[edit] Here's the source code, for anyone who might be interested. It's licensed under GPL, although quote honestly, I don't think I fully grasp the concept of GPL. They need an easier-to-understand license XP Or provide a "common language" equivalent, similar to the nice Creative Commons license. But if you decide to run the code elsewhere, do drop me a line - I'd be interested.

[edit 2] Looks like here's another one with a similar idea. Except they hash all of the options and don't cover as many letters as I do. I wonder if it's more effective...?

Ah, it looks like while Google has crawled them, there's a limit to how much Google will crawl. Like the reverse.me.uk site only retrieves 49 search results. While a site like apple.com will retrieve 45K results.

Why is that? Does Google check for unique looking pages? o.O I wish I knew what algorithm Google was using, and how to maybe get past that. Maybe I should add random password generators at the bottom of the script, so Google will randomly jump to deeper hashes? Maybe? o.O

[edit 3] And here's another one. Again, Google doesn't find anything after the first few letters.
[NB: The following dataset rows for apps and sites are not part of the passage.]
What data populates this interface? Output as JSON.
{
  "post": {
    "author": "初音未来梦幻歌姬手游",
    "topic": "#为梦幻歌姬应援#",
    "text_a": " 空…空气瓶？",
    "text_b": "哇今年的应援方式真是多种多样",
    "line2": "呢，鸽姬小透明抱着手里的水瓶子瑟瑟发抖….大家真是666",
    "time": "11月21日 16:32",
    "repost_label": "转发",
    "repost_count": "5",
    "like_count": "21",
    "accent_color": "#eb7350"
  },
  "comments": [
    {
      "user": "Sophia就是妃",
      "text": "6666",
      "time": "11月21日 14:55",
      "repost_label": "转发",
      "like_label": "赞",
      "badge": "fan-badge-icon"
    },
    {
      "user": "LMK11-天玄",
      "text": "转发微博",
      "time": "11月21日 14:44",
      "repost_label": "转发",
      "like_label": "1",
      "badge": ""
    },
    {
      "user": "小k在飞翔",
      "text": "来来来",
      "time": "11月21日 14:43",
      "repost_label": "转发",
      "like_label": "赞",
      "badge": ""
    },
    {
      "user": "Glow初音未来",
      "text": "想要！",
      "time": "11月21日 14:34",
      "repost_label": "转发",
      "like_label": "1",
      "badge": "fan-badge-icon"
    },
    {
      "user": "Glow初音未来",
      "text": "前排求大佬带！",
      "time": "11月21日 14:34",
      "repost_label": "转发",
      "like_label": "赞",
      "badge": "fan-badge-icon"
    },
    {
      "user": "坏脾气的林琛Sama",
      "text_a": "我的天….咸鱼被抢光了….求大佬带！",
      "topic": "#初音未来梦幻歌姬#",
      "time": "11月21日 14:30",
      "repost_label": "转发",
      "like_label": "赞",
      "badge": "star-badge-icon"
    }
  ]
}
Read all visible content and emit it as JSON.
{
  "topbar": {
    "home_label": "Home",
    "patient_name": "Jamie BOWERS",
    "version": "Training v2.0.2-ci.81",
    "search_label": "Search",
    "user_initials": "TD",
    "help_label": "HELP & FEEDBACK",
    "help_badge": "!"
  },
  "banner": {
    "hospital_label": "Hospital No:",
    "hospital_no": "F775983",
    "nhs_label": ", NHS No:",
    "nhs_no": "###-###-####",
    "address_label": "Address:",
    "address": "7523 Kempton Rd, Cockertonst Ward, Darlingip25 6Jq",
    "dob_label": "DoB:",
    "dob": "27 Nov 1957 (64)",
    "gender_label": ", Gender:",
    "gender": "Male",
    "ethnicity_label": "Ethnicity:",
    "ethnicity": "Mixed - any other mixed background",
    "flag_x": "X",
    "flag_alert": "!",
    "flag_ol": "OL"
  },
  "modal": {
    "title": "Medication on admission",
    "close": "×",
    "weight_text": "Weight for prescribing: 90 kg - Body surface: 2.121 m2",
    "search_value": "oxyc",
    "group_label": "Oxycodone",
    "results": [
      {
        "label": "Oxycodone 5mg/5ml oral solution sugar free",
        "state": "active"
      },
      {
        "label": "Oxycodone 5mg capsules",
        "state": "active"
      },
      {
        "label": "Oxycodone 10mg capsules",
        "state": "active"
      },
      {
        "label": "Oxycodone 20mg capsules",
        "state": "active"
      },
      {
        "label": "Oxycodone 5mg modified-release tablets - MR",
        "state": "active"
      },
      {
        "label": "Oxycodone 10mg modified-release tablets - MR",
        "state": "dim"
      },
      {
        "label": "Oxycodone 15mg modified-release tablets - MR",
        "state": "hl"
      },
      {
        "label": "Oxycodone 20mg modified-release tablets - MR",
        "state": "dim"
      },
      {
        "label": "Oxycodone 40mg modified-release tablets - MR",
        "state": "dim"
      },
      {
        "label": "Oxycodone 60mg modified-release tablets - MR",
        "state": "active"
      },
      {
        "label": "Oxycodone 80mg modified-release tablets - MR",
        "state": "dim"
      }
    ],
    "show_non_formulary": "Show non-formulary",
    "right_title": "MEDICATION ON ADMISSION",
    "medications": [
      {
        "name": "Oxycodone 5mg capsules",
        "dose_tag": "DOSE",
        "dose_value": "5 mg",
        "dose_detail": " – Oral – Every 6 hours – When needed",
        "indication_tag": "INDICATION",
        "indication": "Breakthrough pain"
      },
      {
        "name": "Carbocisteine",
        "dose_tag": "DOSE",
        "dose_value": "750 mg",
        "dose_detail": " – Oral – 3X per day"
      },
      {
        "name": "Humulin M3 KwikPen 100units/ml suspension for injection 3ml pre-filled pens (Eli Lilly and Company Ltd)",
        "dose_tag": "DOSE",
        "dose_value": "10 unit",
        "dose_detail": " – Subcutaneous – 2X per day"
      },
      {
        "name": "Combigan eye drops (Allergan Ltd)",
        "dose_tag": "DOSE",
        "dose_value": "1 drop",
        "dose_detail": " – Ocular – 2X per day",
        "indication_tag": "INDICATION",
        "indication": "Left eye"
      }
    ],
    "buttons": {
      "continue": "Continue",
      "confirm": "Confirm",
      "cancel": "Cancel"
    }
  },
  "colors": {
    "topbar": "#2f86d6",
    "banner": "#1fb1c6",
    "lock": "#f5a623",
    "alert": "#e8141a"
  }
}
Interesting..
ibneko: (Default)
Ah~ so cool. Brief overview of the series:

The internet/virtual information space has been merged with the real world, and can be interfaced through glasses that one wears. There also appears to be some physical interfacing, although it's not too clear how it works. But it's so cool~ ::squee:: I want to be surrounded by the internet, be able to program all sorts of spiffy things (heh, physical "firewalls", small assistant helper fuzzballs, virtual pets, etc.) and make them "show up" around me.

Would be feasible, I suppose, although it would be hard to generate a virtual->physical response, ie, touching a virtual dog. But that aside... the way I would imagine it working would be:
-A server controlling a chunk of physical space. The physical space would be replicated as the same virtual image as necessary.
-You, wearing your own set of glasses, would have a virtual image that could interact with other virtual objects. Ah, imagine the ease of changing virtual outfits~
-Objects you create in the virtual world can be shared, since it would just be passed up to the server, then handed to to whoever you're handing it to.
-Everything would be networked wirelessly~ yay!
-Recharging would have to be done sometime. But if they could last at least 20 hours, you may be good. Just recharge when you go to sleep.
-Glasses would require some sort of camera. This would feed to the server, 'causing the virtual space to update as the physical world changes.
-The camera would also double to recognize your hands, allowing you to use "gestures" to do things, including summoning a virtual keyboard to type away on. May get tiring after a while, but eh, not much anyone can do about it, right?
-Would be nice if brain interfaces worked too - code without hands!

Expand Cut Tags

No cut tags

Profile

ibneko: (Default)
ibneko

Most Popular Tags

Style Credit

Page generated Aug. 18th, 2017 05:03 am
Powered by Dreamwidth Studios
November 1 2 3 4 5 6 7 8 9 10 11 12 13 14 15 16 17 18 19 20 21 22 23 24 25 26 27 28 29 30 2016